# WORK REQUEST
Would it be possible to write out each entry below exactly, without the pictures?

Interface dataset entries
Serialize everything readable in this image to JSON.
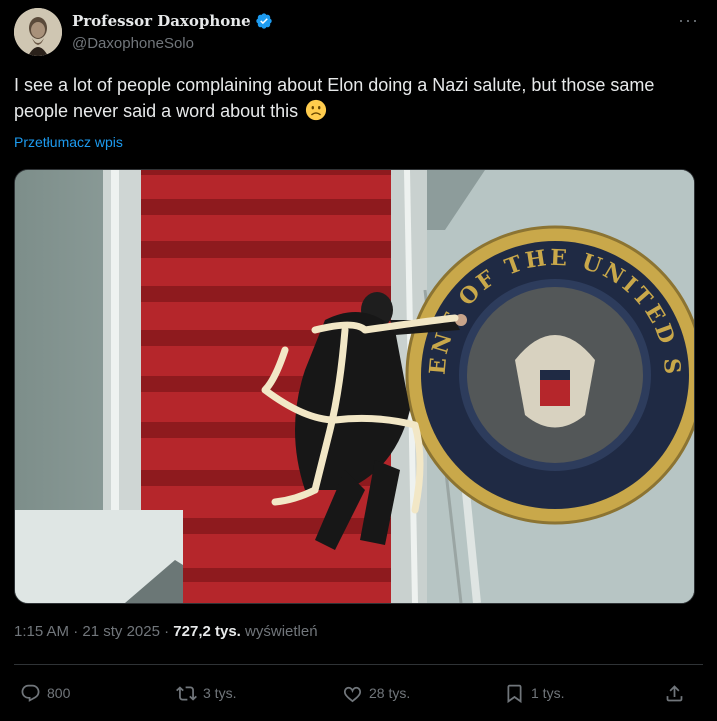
{
  "author": {
    "display_name": "Professor Daxophone",
    "handle": "@DaxophoneSolo"
  },
  "tweet": {
    "text": "I see a lot of people complaining about Elon doing a Nazi salute, but those same people never said a word about this",
    "emoji": "slightly-frowning-face",
    "translate_label": "Przetłumacz wpis"
  },
  "media": {
    "seal_text": "ENT OF THE UNITED STATES"
  },
  "meta": {
    "time": "1:15 AM",
    "date": "21 sty 2025",
    "views": "727,2 tys.",
    "views_label": "wyświetleń"
  },
  "actions": {
    "replies": "800",
    "reposts": "3 tys.",
    "likes": "28 tys.",
    "bookmarks": "1 tys."
  },
  "colors": {
    "background": "#000000",
    "text": "#e7e9ea",
    "muted": "#71767b",
    "link": "#1d9bf0",
    "verified": "#1d9bf0"
  }
}
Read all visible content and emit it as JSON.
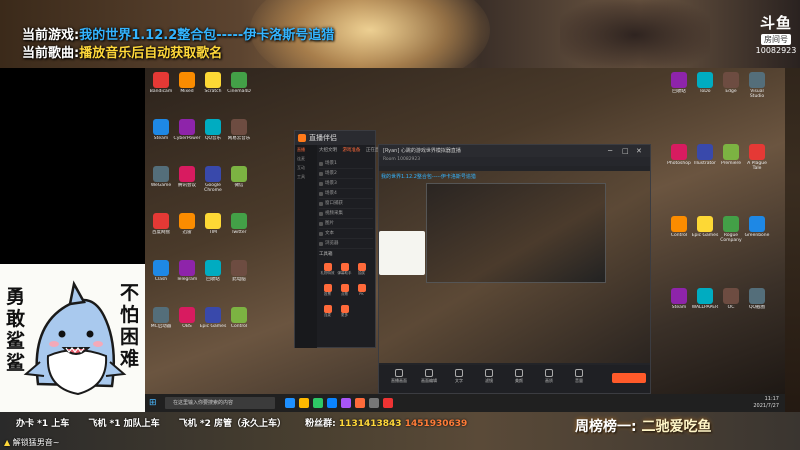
{
  "overlay": {
    "game_label": "当前游戏:",
    "game_value": "我的世界1.12.2整合包-----伊卡洛斯号追猎",
    "song_label": "当前歌曲:",
    "song_value": "播放音乐后自动获取歌名"
  },
  "platform_logo": {
    "glyph": "斗鱼",
    "sub": "房间号",
    "room_id": "10082923"
  },
  "sticker": {
    "left_text": "勇敢鲨鲨",
    "right_text": "不怕困难"
  },
  "live_window": {
    "title": "直播伴侣",
    "tabs": [
      "大招文明",
      "游戏准备",
      "正在直播"
    ],
    "side_items": [
      "直播",
      "连麦",
      "互动",
      "工具"
    ],
    "scenes": [
      "场景1",
      "场景2",
      "场景3",
      "场景4",
      "窗口捕获",
      "视频采集",
      "图片",
      "文本",
      "浏览器"
    ],
    "tools_title": "工具箱",
    "tools": [
      "礼物特效",
      "弹幕助手",
      "抽奖",
      "投票",
      "点歌",
      "PK",
      "连麦",
      "更多"
    ]
  },
  "preview_window": {
    "title": "[Ryan] 心跳的游戏世界模拟器直播",
    "subtitle": "Room 10082923",
    "controls": [
      "直播画面",
      "画面编辑",
      "文字",
      "滤镜",
      "美颜",
      "画质",
      "音量"
    ]
  },
  "taskbar": {
    "search_placeholder": "在这里输入你要搜索的内容",
    "clock_time": "11:17",
    "clock_date": "2021/7/27"
  },
  "bottom_bar": {
    "gift1": "办卡 *1 上车",
    "gift2": "飞机 *1 加队上车",
    "gift3": "飞机 *2 房管（永久上车）",
    "qq_label": "粉丝群:",
    "qq1": "1131413843",
    "qq2": "1451930639",
    "weekly_label": "周榜榜一:",
    "weekly_value": "二驰爱吃鱼",
    "unlock_hint": "解锁猛男音~"
  },
  "desktop_icons": [
    "Bandicam",
    "Mixed",
    "Scratch",
    "Cinema4D",
    "Steam",
    "CyberPower",
    "QQ音乐",
    "网易云音乐",
    "WeGame",
    "腾讯会议",
    "Google Chrome",
    "微信",
    "百度网盘",
    "迅雷",
    "TIM",
    "Twitter",
    "Clash",
    "Telegram",
    "回收站",
    "此电脑",
    "MC启动器",
    "OBS",
    "Epic Games",
    "Control"
  ],
  "right_icons": [
    "回收站",
    "ToDo",
    "Edge",
    "Visual Studio",
    "Photoshop",
    "Illustrator",
    "Premiere",
    "A Plague Tale",
    "Control",
    "Epic Games",
    "Rogue Company",
    "Greenbone",
    "Steam",
    "WALLPAPER",
    "OC",
    "QQ截图"
  ]
}
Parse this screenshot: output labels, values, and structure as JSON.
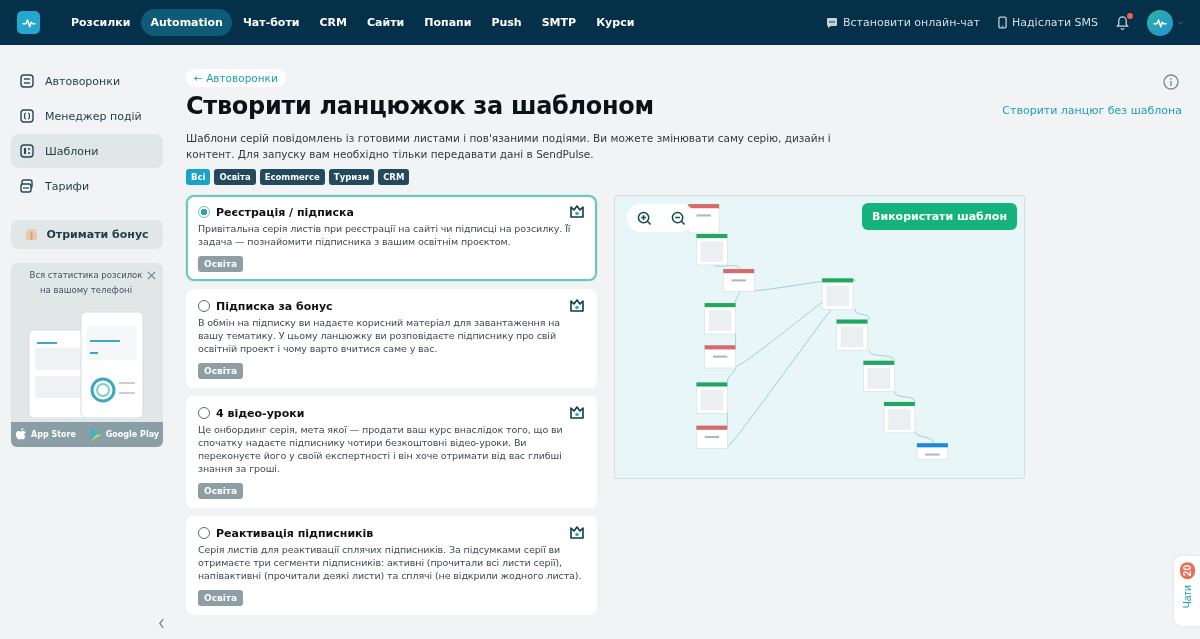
{
  "topnav": {
    "items": [
      {
        "label": "Розсилки",
        "selected": false
      },
      {
        "label": "Automation",
        "selected": true
      },
      {
        "label": "Чат-боти",
        "selected": false
      },
      {
        "label": "CRM",
        "selected": false
      },
      {
        "label": "Сайти",
        "selected": false
      },
      {
        "label": "Попапи",
        "selected": false
      },
      {
        "label": "Push",
        "selected": false
      },
      {
        "label": "SMTP",
        "selected": false
      },
      {
        "label": "Курси",
        "selected": false
      }
    ],
    "actions": [
      {
        "kind": "chat",
        "label": "Встановити онлайн-чат"
      },
      {
        "kind": "sms",
        "label": "Надіслати SMS"
      }
    ],
    "notifications": {
      "unread": true
    }
  },
  "sidebar": {
    "items": [
      {
        "kind": "funnel",
        "label": "Автоворонки",
        "selected": false
      },
      {
        "kind": "events",
        "label": "Менеджер подій",
        "selected": false
      },
      {
        "kind": "templates",
        "label": "Шаблони",
        "selected": true
      },
      {
        "kind": "tariffs",
        "label": "Тарифи",
        "selected": false
      }
    ],
    "bonus_button": "Отримати бонус",
    "promo": {
      "text": "Вся статистика розсилок на вашому телефоні",
      "stores": [
        "App Store",
        "Google Play"
      ]
    }
  },
  "breadcrumb": "← Автоворонки",
  "title": "Створити ланцюжок за шаблоном",
  "create_link": "Створити ланцюг без шаблона",
  "description": "Шаблони серій повідомлень із готовими листами і пов'язаними подіями. Ви можете змінювати саму серію, дизайн і контент. Для запуску вам необхідно тільки передавати дані в SendPulse.",
  "filters": [
    {
      "label": "Всі",
      "selected": true
    },
    {
      "label": "Освіта",
      "selected": false
    },
    {
      "label": "Ecommerce",
      "selected": false
    },
    {
      "label": "Туризм",
      "selected": false
    },
    {
      "label": "CRM",
      "selected": false
    }
  ],
  "templates": [
    {
      "title": "Реєстрація / підписка",
      "selected": true,
      "text": "Привітальна серія листів при реєстрації на сайті чи підписці на розсилку. Її задача — познайомити підписника з вашим освітнім проєктом.",
      "tag": "Освіта"
    },
    {
      "title": "Підписка за бонус",
      "selected": false,
      "text": "В обмін на підписку ви надаєте корисний матеріал для завантаження на вашу тематику. У цьому ланцюжку ви розповідаєте підписнику про свій освітній проект і чому варто вчитися саме у вас.",
      "tag": "Освіта"
    },
    {
      "title": "4 відео-уроки",
      "selected": false,
      "text": "Це онбординг серія, мета якої — продати ваш курс внаслідок того, що ви спочатку надаєте підписнику чотири безкоштовні відео-уроки. Ви переконуєте його у своїй експертності і він хоче отримати від вас глибші знання за гроші.",
      "tag": "Освіта"
    },
    {
      "title": "Реактивація підписників",
      "selected": false,
      "text": "Серія листів для реактивації сплячих підписників. За підсумками серії ви отримаєте три сегменти підписників: активні (прочитали всі листи серії), напівактивні (прочитали деякі листи) та сплячі (не відкрили жодного листа).",
      "tag": "Освіта"
    }
  ],
  "preview": {
    "use_button": "Використати шаблон"
  },
  "chats": {
    "label": "Чати",
    "count": "20"
  }
}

# OUTPUT FOR THIS TASK
Serialize everything readable in this image to JSON.
{
  "author": {
    "display_name": "Professor Daxophone",
    "handle": "@DaxophoneSolo"
  },
  "tweet": {
    "text": "I see a lot of people complaining about Elon doing a Nazi salute, but those same people never said a word about this",
    "emoji": "slightly-frowning-face",
    "translate_label": "Przetłumacz wpis"
  },
  "media": {
    "seal_text": "ENT OF THE UNITED STATES"
  },
  "meta": {
    "time": "1:15 AM",
    "date": "21 sty 2025",
    "views": "727,2 tys.",
    "views_label": "wyświetleń"
  },
  "actions": {
    "replies": "800",
    "reposts": "3 tys.",
    "likes": "28 tys.",
    "bookmarks": "1 tys."
  },
  "colors": {
    "background": "#000000",
    "text": "#e7e9ea",
    "muted": "#71767b",
    "link": "#1d9bf0",
    "verified": "#1d9bf0"
  }
}
Read all visible content and emit it as JSON.
{
  "overlay": {
    "game_label": "当前游戏:",
    "game_value": "我的世界1.12.2整合包-----伊卡洛斯号追猎",
    "song_label": "当前歌曲:",
    "song_value": "播放音乐后自动获取歌名"
  },
  "platform_logo": {
    "glyph": "斗鱼",
    "sub": "房间号",
    "room_id": "10082923"
  },
  "sticker": {
    "left_text": "勇敢鲨鲨",
    "right_text": "不怕困难"
  },
  "live_window": {
    "title": "直播伴侣",
    "tabs": [
      "大招文明",
      "游戏准备",
      "正在直播"
    ],
    "side_items": [
      "直播",
      "连麦",
      "互动",
      "工具"
    ],
    "scenes": [
      "场景1",
      "场景2",
      "场景3",
      "场景4",
      "窗口捕获",
      "视频采集",
      "图片",
      "文本",
      "浏览器"
    ],
    "tools_title": "工具箱",
    "tools": [
      "礼物特效",
      "弹幕助手",
      "抽奖",
      "投票",
      "点歌",
      "PK",
      "连麦",
      "更多"
    ]
  },
  "preview_window": {
    "title": "[Ryan] 心跳的游戏世界模拟器直播",
    "subtitle": "Room 10082923",
    "controls": [
      "直播画面",
      "画面编辑",
      "文字",
      "滤镜",
      "美颜",
      "画质",
      "音量"
    ]
  },
  "taskbar": {
    "search_placeholder": "在这里输入你要搜索的内容",
    "clock_time": "11:17",
    "clock_date": "2021/7/27"
  },
  "bottom_bar": {
    "gift1": "办卡 *1 上车",
    "gift2": "飞机 *1 加队上车",
    "gift3": "飞机 *2 房管（永久上车）",
    "qq_label": "粉丝群:",
    "qq1": "1131413843",
    "qq2": "1451930639",
    "weekly_label": "周榜榜一:",
    "weekly_value": "二驰爱吃鱼",
    "unlock_hint": "解锁猛男音~"
  },
  "desktop_icons": [
    "Bandicam",
    "Mixed",
    "Scratch",
    "Cinema4D",
    "Steam",
    "CyberPower",
    "QQ音乐",
    "网易云音乐",
    "WeGame",
    "腾讯会议",
    "Google Chrome",
    "微信",
    "百度网盘",
    "迅雷",
    "TIM",
    "Twitter",
    "Clash",
    "Telegram",
    "回收站",
    "此电脑",
    "MC启动器",
    "OBS",
    "Epic Games",
    "Control"
  ],
  "right_icons": [
    "回收站",
    "ToDo",
    "Edge",
    "Visual Studio",
    "Photoshop",
    "Illustrator",
    "Premiere",
    "A Plague Tale",
    "Control",
    "Epic Games",
    "Rogue Company",
    "Greenbone",
    "Steam",
    "WALLPAPER",
    "OC",
    "QQ截图"
  ]
}
Parse this screenshot: output labels, values, and structure as JSON.
{
  "topnav": {
    "items": [
      {
        "label": "Розсилки",
        "selected": false
      },
      {
        "label": "Automation",
        "selected": true
      },
      {
        "label": "Чат-боти",
        "selected": false
      },
      {
        "label": "CRM",
        "selected": false
      },
      {
        "label": "Сайти",
        "selected": false
      },
      {
        "label": "Попапи",
        "selected": false
      },
      {
        "label": "Push",
        "selected": false
      },
      {
        "label": "SMTP",
        "selected": false
      },
      {
        "label": "Курси",
        "selected": false
      }
    ],
    "actions": [
      {
        "kind": "chat",
        "label": "Встановити онлайн-чат"
      },
      {
        "kind": "sms",
        "label": "Надіслати SMS"
      }
    ],
    "notifications": {
      "unread": true
    }
  },
  "sidebar": {
    "items": [
      {
        "kind": "funnel",
        "label": "Автоворонки",
        "selected": false
      },
      {
        "kind": "events",
        "label": "Менеджер подій",
        "selected": false
      },
      {
        "kind": "templates",
        "label": "Шаблони",
        "selected": true
      },
      {
        "kind": "tariffs",
        "label": "Тарифи",
        "selected": false
      }
    ],
    "bonus_button": "Отримати бонус",
    "promo": {
      "text": "Вся статистика розсилок на вашому телефоні",
      "stores": [
        "App Store",
        "Google Play"
      ]
    }
  },
  "breadcrumb": "← Автоворонки",
  "title": "Створити ланцюжок за шаблоном",
  "create_link": "Створити ланцюг без шаблона",
  "description": "Шаблони серій повідомлень із готовими листами і пов'язаними подіями. Ви можете змінювати саму серію, дизайн і контент. Для запуску вам необхідно тільки передавати дані в SendPulse.",
  "filters": [
    {
      "label": "Всі",
      "selected": true
    },
    {
      "label": "Освіта",
      "selected": false
    },
    {
      "label": "Ecommerce",
      "selected": false
    },
    {
      "label": "Туризм",
      "selected": false
    },
    {
      "label": "CRM",
      "selected": false
    }
  ],
  "templates": [
    {
      "title": "Реєстрація / підписка",
      "selected": true,
      "text": "Привітальна серія листів при реєстрації на сайті чи підписці на розсилку. Її задача — познайомити підписника з вашим освітнім проєктом.",
      "tag": "Освіта"
    },
    {
      "title": "Підписка за бонус",
      "selected": false,
      "text": "В обмін на підписку ви надаєте корисний матеріал для завантаження на вашу тематику. У цьому ланцюжку ви розповідаєте підписнику про свій освітній проект і чому варто вчитися саме у вас.",
      "tag": "Освіта"
    },
    {
      "title": "4 відео-уроки",
      "selected": false,
      "text": "Це онбординг серія, мета якої — продати ваш курс внаслідок того, що ви спочатку надаєте підписнику чотири безкоштовні відео-уроки. Ви переконуєте його у своїй експертності і він хоче отримати від вас глибші знання за гроші.",
      "tag": "Освіта"
    },
    {
      "title": "Реактивація підписників",
      "selected": false,
      "text": "Серія листів для реактивації сплячих підписників. За підсумками серії ви отримаєте три сегменти підписників: активні (прочитали всі листи серії), напівактивні (прочитали деякі листи) та сплячі (не відкрили жодного листа).",
      "tag": "Освіта"
    }
  ],
  "preview": {
    "use_button": "Використати шаблон"
  },
  "chats": {
    "label": "Чати",
    "count": "20"
  }
}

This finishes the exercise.